That comics continue to exist in any form is cause for wonder. Comic books flourished during the classical Hollywood era because they offered visual experiences that movies couldn’t match (i.e., violence, highly stylized worlds) to audiences under served by the cinema and television (i.e., kids). Now that the comics’ audience is also the core audience for Hollywood, the only reason why the former should persist is that comics offer an emotional experience that movies can’t match.
But what about movies based on comics? Hollywood has raided the comic book canon to fill its summer blockbuster schedule. But in the 32 years since the release of Superman, the Movie, Matt Zoller Seitz argues in Salon, “The comic book film has become a gravy train to nowhere.” Whatever pleasures comic book films have offered over the years, they have been isolated and fleeting. Mostly, comic book films are just industrial products rolling off an assembly line.
Even at the peak of their creative powers, big-budget comic book films are usually more alike than different. And over time, they seem to blur into one endless, roiling mass of cackling villains, stalwart knights, tough/sexy dames, and pyrotechnic showdowns that invariably feature armored vehicles (or armor-encased men) bashing into each other.
To illustrate how monotonous and predicable the genre has become, Seitz compares the comic book film to the zombie film, which is several levels below comics on the genre respectability scale. For one thing, the zombie film offers complex ethical dilemmas. Is it OK to kill a loved one just because he’s become a zombie and wants to eat you? The comic book film, by contrast, just presents “boxing robots.” The ethical stakes are always very small.
Seitz points to The Dark Knight as the exception that proves the rule. In the comic book film being the love interest of a superhero is a surprisingly safe position considering their level of contact with diabolical criminality. Gwen Stacy keeps popping up in every film adaptation of Spider-Man, even though her comic book self perished in The Amazing Spider-Man #121. The Dark Knight, on the other hand, dared to kill off Rachel Dawes, a “rare example of a superhero film daring to make its audience hurt,” Seitz says. “The superhero movie too often avoids opportunities to summon tangled feelings, lacerating trauma and complex characterizations — qualities that make genre films worth watching and remembering for reasons beyond their capacity to kill two hours and change.” Even The Dark Knight has problems, according to Seitz, including Chris Nolan’s antic camera work and Christian Bale’s “smug and cranky” Batman.

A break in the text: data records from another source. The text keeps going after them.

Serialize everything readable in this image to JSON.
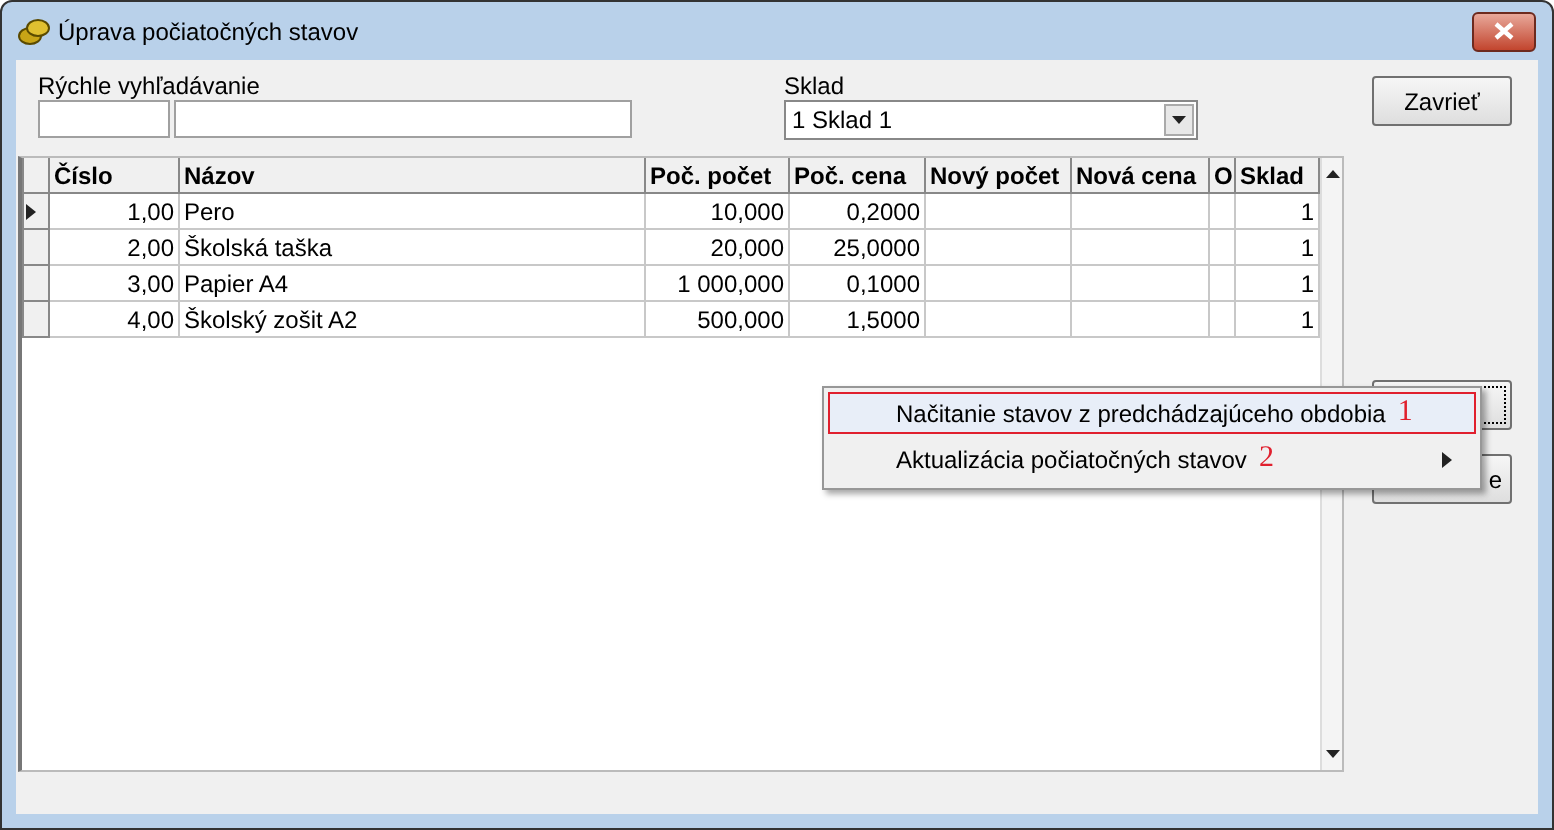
{
  "window": {
    "title": "Úprava počiatočných stavov"
  },
  "search": {
    "label": "Rýchle vyhľadávanie"
  },
  "warehouse": {
    "label": "Sklad",
    "value": "1  Sklad 1"
  },
  "buttons": [
    {
      "label": "Zavrieť",
      "focused": false
    },
    {
      "focused": true
    },
    {
      "label": "e",
      "focused": false
    }
  ],
  "table": {
    "columns": [
      "Číslo",
      "Názov",
      "Poč. počet",
      "Poč. cena",
      "Nový počet",
      "Nová cena",
      "O",
      "Sklad"
    ],
    "rows": [
      {
        "selected": true,
        "cells": [
          "1,00",
          "Pero",
          "10,000",
          "0,2000",
          "",
          "",
          "",
          "1"
        ]
      },
      {
        "selected": false,
        "cells": [
          "2,00",
          "Školská taška",
          "20,000",
          "25,0000",
          "",
          "",
          "",
          "1"
        ]
      },
      {
        "selected": false,
        "cells": [
          "3,00",
          "Papier A4",
          "1 000,000",
          "0,1000",
          "",
          "",
          "",
          "1"
        ]
      },
      {
        "selected": false,
        "cells": [
          "4,00",
          "Školský zošit A2",
          "500,000",
          "1,5000",
          "",
          "",
          "",
          "1"
        ]
      }
    ]
  },
  "context_menu": {
    "items": [
      {
        "label": "Načitanie stavov z predchádzajúceho obdobia",
        "marker": "1",
        "selected": true,
        "submenu": false
      },
      {
        "label": "Aktualizácia počiatočných stavov",
        "marker": "2",
        "selected": false,
        "submenu": true
      }
    ]
  }
}
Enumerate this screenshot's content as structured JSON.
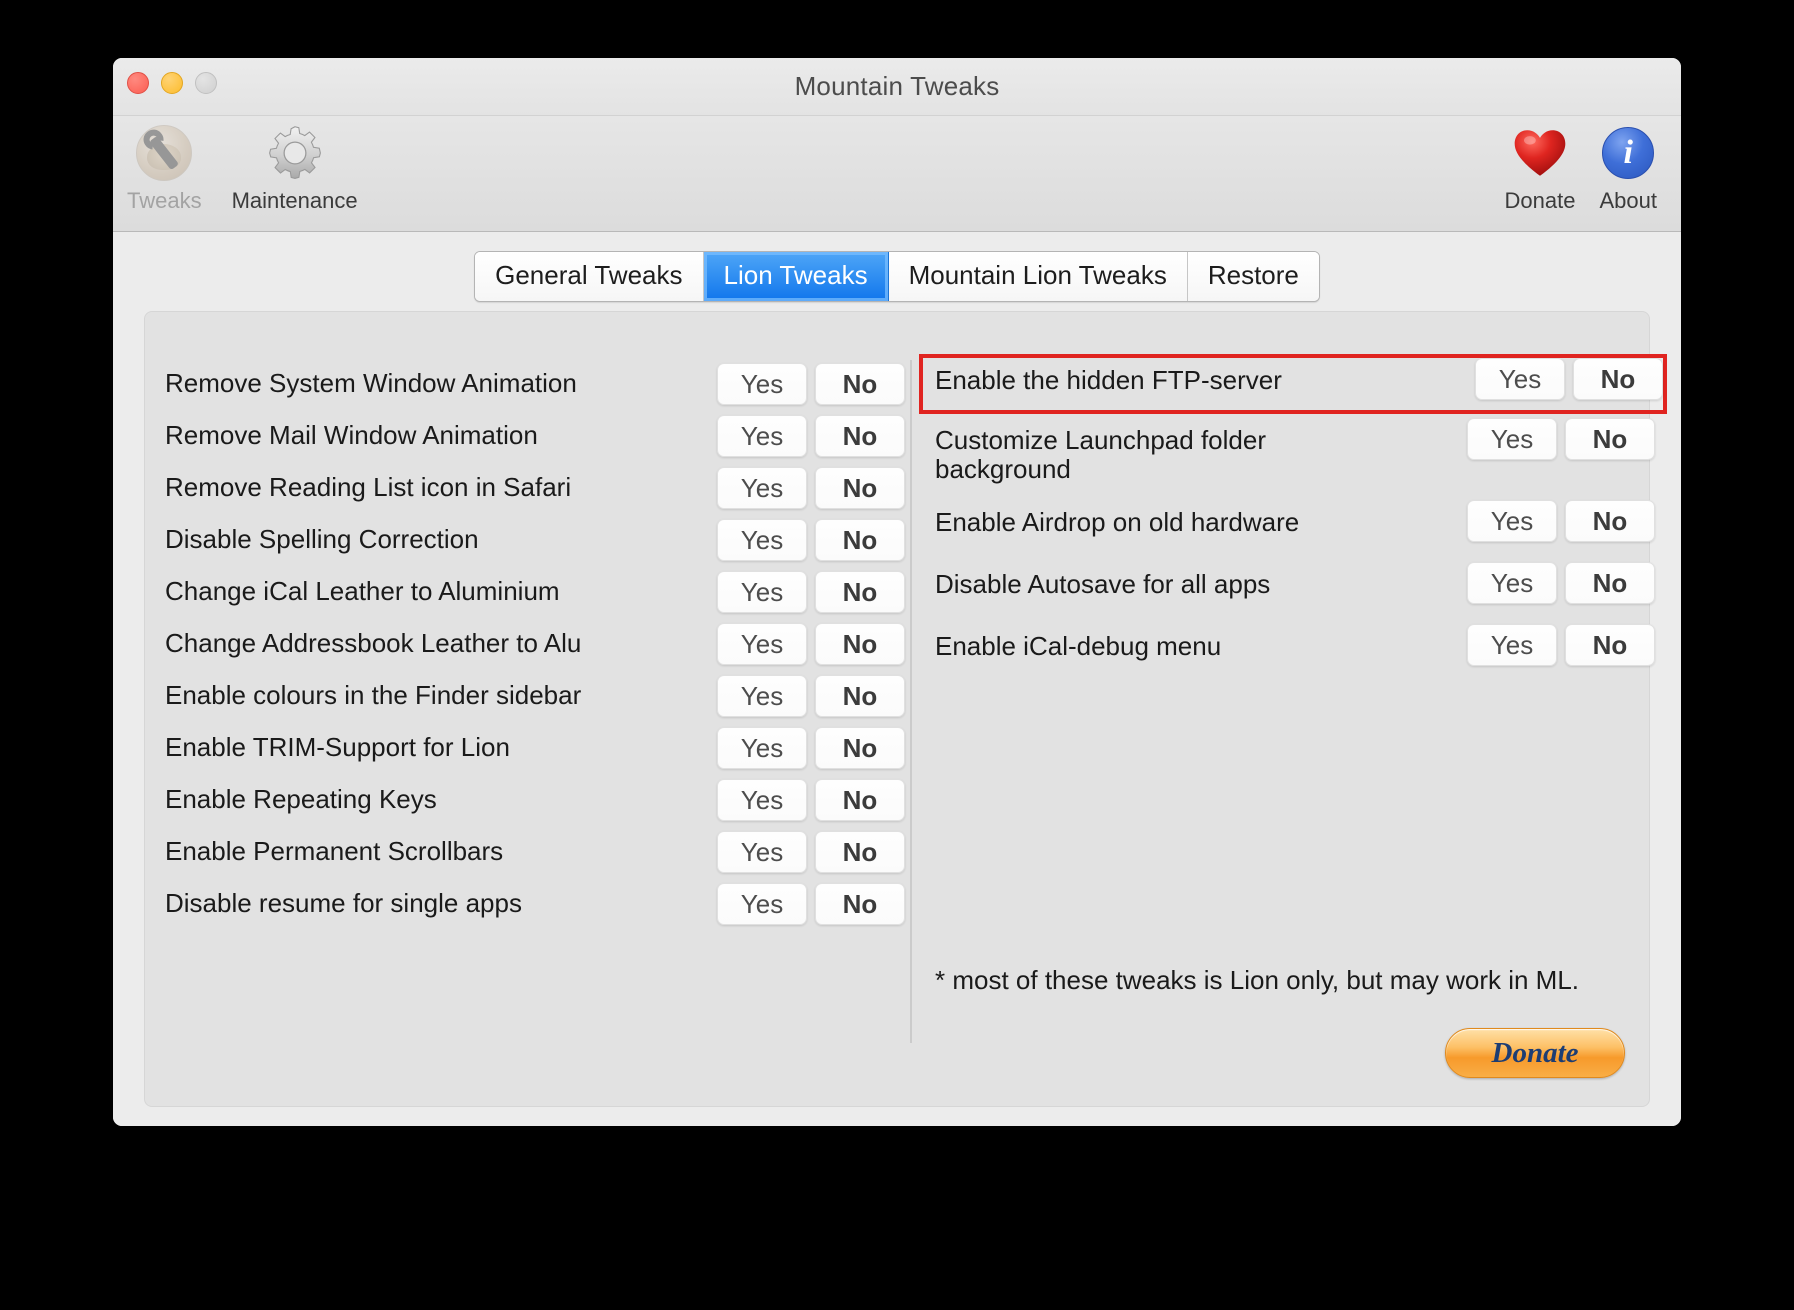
{
  "window": {
    "title": "Mountain Tweaks",
    "traffic_lights": [
      "close",
      "minimize",
      "zoom"
    ]
  },
  "toolbar": {
    "left_items": [
      {
        "label": "Tweaks",
        "icon": "tweaks-icon",
        "selected": true
      },
      {
        "label": "Maintenance",
        "icon": "gear-icon",
        "selected": false
      }
    ],
    "right_items": [
      {
        "label": "Donate",
        "icon": "heart-icon"
      },
      {
        "label": "About",
        "icon": "info-icon",
        "glyph": "i"
      }
    ]
  },
  "tabs": [
    {
      "label": "General Tweaks",
      "active": false
    },
    {
      "label": "Lion Tweaks",
      "active": true
    },
    {
      "label": "Mountain Lion Tweaks",
      "active": false
    },
    {
      "label": "Restore",
      "active": false
    }
  ],
  "buttons": {
    "yes": "Yes",
    "no": "No"
  },
  "left_column": [
    {
      "label": "Remove System Window Animation"
    },
    {
      "label": "Remove Mail Window Animation"
    },
    {
      "label": "Remove Reading List icon in Safari"
    },
    {
      "label": "Disable Spelling Correction"
    },
    {
      "label": "Change iCal Leather to Aluminium"
    },
    {
      "label": "Change Addressbook Leather to Alu"
    },
    {
      "label": "Enable colours in the Finder sidebar"
    },
    {
      "label": "Enable TRIM-Support for Lion"
    },
    {
      "label": "Enable Repeating Keys"
    },
    {
      "label": "Enable Permanent Scrollbars"
    },
    {
      "label": "Disable resume for single apps"
    }
  ],
  "right_column": [
    {
      "label": "Enable the hidden FTP-server",
      "highlighted": true
    },
    {
      "label": "Customize Launchpad folder background",
      "highlighted": false
    },
    {
      "label": "Enable Airdrop on old hardware",
      "highlighted": false
    },
    {
      "label": "Disable Autosave for all apps",
      "highlighted": false
    },
    {
      "label": "Enable iCal-debug menu",
      "highlighted": false
    }
  ],
  "footnote": "* most of these tweaks is Lion only, but may work in ML.",
  "donate_button": {
    "label": "Donate"
  },
  "colors": {
    "accent_tab": "#1076ec",
    "highlight_outline": "#e02420",
    "window_bg": "#ececec",
    "panel_bg": "#e2e2e2",
    "donate_orange": "#f79a2b",
    "donate_text": "#1d3d73",
    "about_blue": "#2a56bd",
    "heart_red": "#cc1b1b"
  }
}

Everything Seitz says about the comic book film could also be applied to sci-fi, the genre that helped spawn the comic book film. (The 1978 Superman followed quickly upon the heels of the original Star Wars.) Only the fanboys and girls can tell them apart. Praise tends to be qualified, as in “the best Star Trek movie yet.” Any flicker of emotional complexity is instantly dispatched into the void of space. No one bleeds in sci-fi films. No one suffers–neither the heroes, nor the audience.